The whole message came out as: "Question Your Class Privilege". hmmm.... As I looked back up the stairs, I saw this homeless man taking a nap in the sun.
It was quite the existential moment, giving me pause. Where do I fit into the picture here? Do I side with the Sir and Lady Pallett, with the Casa on the Hilla? I don't think so. But then again, I do not identify with the homeless man sleeping on a public bench either. I am going home to fill boxes for Operation Christmas Child.
I guess even cities need a place to store their stuff. Here we see the "repository" for Toronto's historical records. Who knew????
A car crashing thru the side of a building? Crashing out of a building, not into one. Well, that's not something we see every day in our small town.
Taxis in Toronto, like in any other metropolis, are luxurious and costly. On Tuesday, I opted for the subway until my aching feet were ready to call a mutiny.
Three dollars gets you where you want to go, safely and efficiently, once one figures out how to get a token and where to put it. (A sweet lady saw my puzzled frown and showed me how things worked.)
A nostalgic visit to the Saint Laurence Market rounded out my visit in Toronto. I headed home with a renewed spirit of perseverance, to face the final stages of renovations. 35 years of marriage have given me a faithful husband, three grown children, three grandchildren (and counting) and a more mature outlook on life. I am grateful for my many blessings and am looking forward to the future with anticipation.
The best is yet to come.
What are your views on the grand institution of Marriage?
Are you in the game?

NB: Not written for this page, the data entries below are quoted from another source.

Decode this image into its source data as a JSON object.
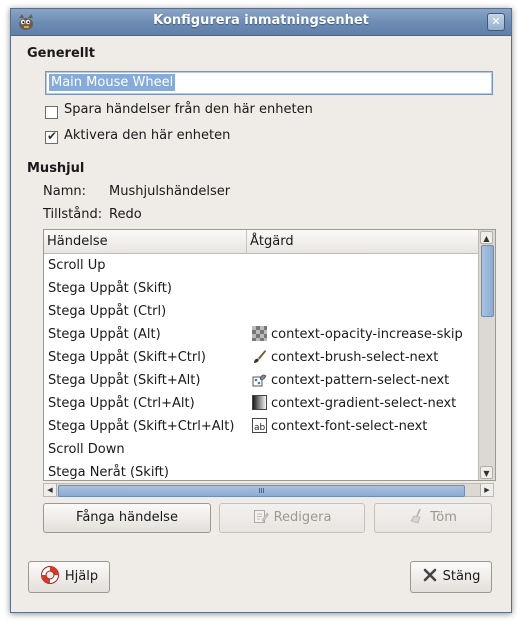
{
  "window": {
    "title": "Konfigurera inmatningsenhet"
  },
  "general": {
    "heading": "Generellt",
    "device_name": "Main Mouse Wheel",
    "save_events_label": "Spara händelser från den här enheten",
    "save_events_checked": false,
    "enable_device_label": "Aktivera den här enheten",
    "enable_device_checked": true
  },
  "wheel": {
    "heading": "Mushjul",
    "name_label": "Namn:",
    "name_value": "Mushjulshändelser",
    "state_label": "Tillstånd:",
    "state_value": "Redo"
  },
  "table": {
    "columns": [
      "Händelse",
      "Åtgärd"
    ],
    "rows": [
      {
        "event": "Scroll Up",
        "action": "",
        "icon": ""
      },
      {
        "event": "Stega Uppåt (Skift)",
        "action": "",
        "icon": ""
      },
      {
        "event": "Stega Uppåt (Ctrl)",
        "action": "",
        "icon": ""
      },
      {
        "event": "Stega Uppåt (Alt)",
        "action": "context-opacity-increase-skip",
        "icon": "opacity-icon"
      },
      {
        "event": "Stega Uppåt (Skift+Ctrl)",
        "action": "context-brush-select-next",
        "icon": "brush-icon"
      },
      {
        "event": "Stega Uppåt (Skift+Alt)",
        "action": "context-pattern-select-next",
        "icon": "pattern-icon"
      },
      {
        "event": "Stega Uppåt (Ctrl+Alt)",
        "action": "context-gradient-select-next",
        "icon": "gradient-icon"
      },
      {
        "event": "Stega Uppåt (Skift+Ctrl+Alt)",
        "action": "context-font-select-next",
        "icon": "font-icon"
      },
      {
        "event": "Scroll Down",
        "action": "",
        "icon": ""
      },
      {
        "event": "Stega Neråt (Skift)",
        "action": "",
        "icon": ""
      }
    ]
  },
  "buttons": {
    "grab": "Fånga händelse",
    "edit": "Redigera",
    "clear": "Töm",
    "help": "Hjälp",
    "close": "Stäng"
  }
}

Are you in for the "long haul"?
Friday once again. The painters are in the final stages of covering my walls in varying shades of "white", the kitchen cabinets are mysteriously coming together "off-site", appliances are waiting in the wings and everyone knows "THE KIDS ARE COMING HOME FOR CHRISTMAS"! The clock is ticking. Every assurance has been given that there will be a beautiful kitchen, laundry room and ground-floor powder room ready for use when they arrive.

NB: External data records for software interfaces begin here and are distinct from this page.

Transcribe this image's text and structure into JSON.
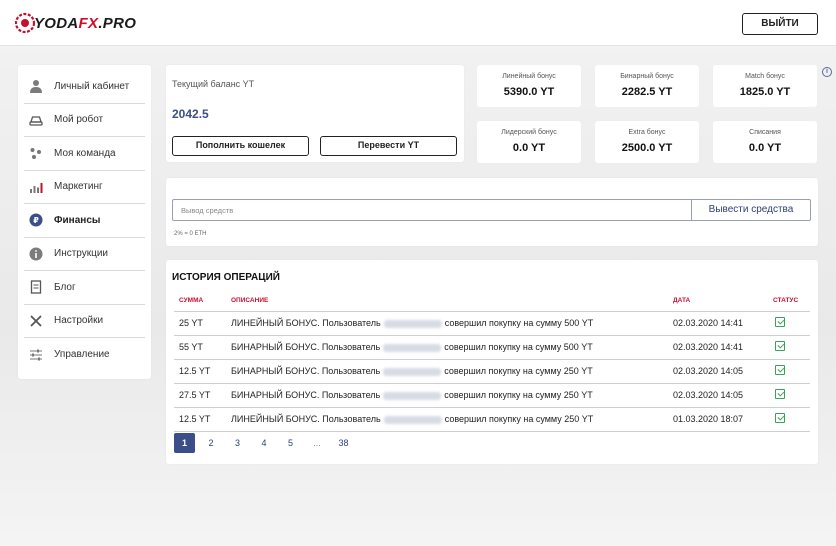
{
  "header": {
    "logo_main": "YODA",
    "logo_fx": "FX",
    "logo_tail": ".PRO",
    "logout_label": "ВЫЙТИ"
  },
  "sidebar": {
    "items": [
      {
        "label": "Личный кабинет",
        "icon": "user-icon",
        "active": false
      },
      {
        "label": "Мой робот",
        "icon": "robot-icon",
        "active": false
      },
      {
        "label": "Моя команда",
        "icon": "team-icon",
        "active": false
      },
      {
        "label": "Маркетинг",
        "icon": "chart-icon",
        "active": false
      },
      {
        "label": "Финансы",
        "icon": "ruble-icon",
        "active": true
      },
      {
        "label": "Инструкции",
        "icon": "info-icon",
        "active": false
      },
      {
        "label": "Блог",
        "icon": "document-icon",
        "active": false
      },
      {
        "label": "Настройки",
        "icon": "tools-icon",
        "active": false
      },
      {
        "label": "Управление",
        "icon": "sliders-icon",
        "active": false
      }
    ]
  },
  "balance": {
    "label": "Текущий баланс YT",
    "value": "2042.5",
    "topup_label": "Пополнить кошелек",
    "transfer_label": "Перевести YT"
  },
  "stats": [
    {
      "label": "Линейный бонус",
      "value": "5390.0 YT"
    },
    {
      "label": "Бинарный бонус",
      "value": "2282.5 YT"
    },
    {
      "label": "Match бонус",
      "value": "1825.0 YT"
    },
    {
      "label": "Лидерский бонус",
      "value": "0.0 YT"
    },
    {
      "label": "Extra бонус",
      "value": "2500.0 YT"
    },
    {
      "label": "Списания",
      "value": "0.0 YT"
    }
  ],
  "withdraw": {
    "placeholder": "Вывод средств",
    "button_label": "Вывести средства",
    "note": "2% = 0 ETH"
  },
  "history": {
    "title": "ИСТОРИЯ ОПЕРАЦИЙ",
    "columns": {
      "amount": "СУММА",
      "description": "ОПИСАНИЕ",
      "date": "ДАТА",
      "status": "СТАТУС"
    },
    "rows": [
      {
        "amount": "25 YT",
        "desc_pre": "ЛИНЕЙНЫЙ БОНУС. Пользователь",
        "desc_post": "совершил покупку на сумму 500 YT",
        "date": "02.03.2020 14:41"
      },
      {
        "amount": "55 YT",
        "desc_pre": "БИНАРНЫЙ БОНУС. Пользователь",
        "desc_post": "совершил покупку на сумму 500 YT",
        "date": "02.03.2020 14:41"
      },
      {
        "amount": "12.5 YT",
        "desc_pre": "БИНАРНЫЙ БОНУС. Пользователь",
        "desc_post": "совершил покупку на сумму 250 YT",
        "date": "02.03.2020 14:05"
      },
      {
        "amount": "27.5 YT",
        "desc_pre": "БИНАРНЫЙ БОНУС. Пользователь",
        "desc_post": "совершил покупку на сумму 250 YT",
        "date": "02.03.2020 14:05"
      },
      {
        "amount": "12.5 YT",
        "desc_pre": "ЛИНЕЙНЫЙ БОНУС. Пользователь",
        "desc_post": "совершил покупку на сумму 250 YT",
        "date": "01.03.2020 18:07"
      }
    ],
    "pages": [
      "1",
      "2",
      "3",
      "4",
      "5",
      "...",
      "38"
    ],
    "current_page": "1"
  },
  "colors": {
    "accent": "#3c4e8a",
    "brand_red": "#c8102e",
    "status_green": "#35a35a"
  }
}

Thank you for visiting Steadfast. We will be weighing anchor right after the holidays, and setting off for southern seas. Can you stand the wait? I can hardly believe it will come soon enough, but in the meantime, it's preparation for family celebrations and snow.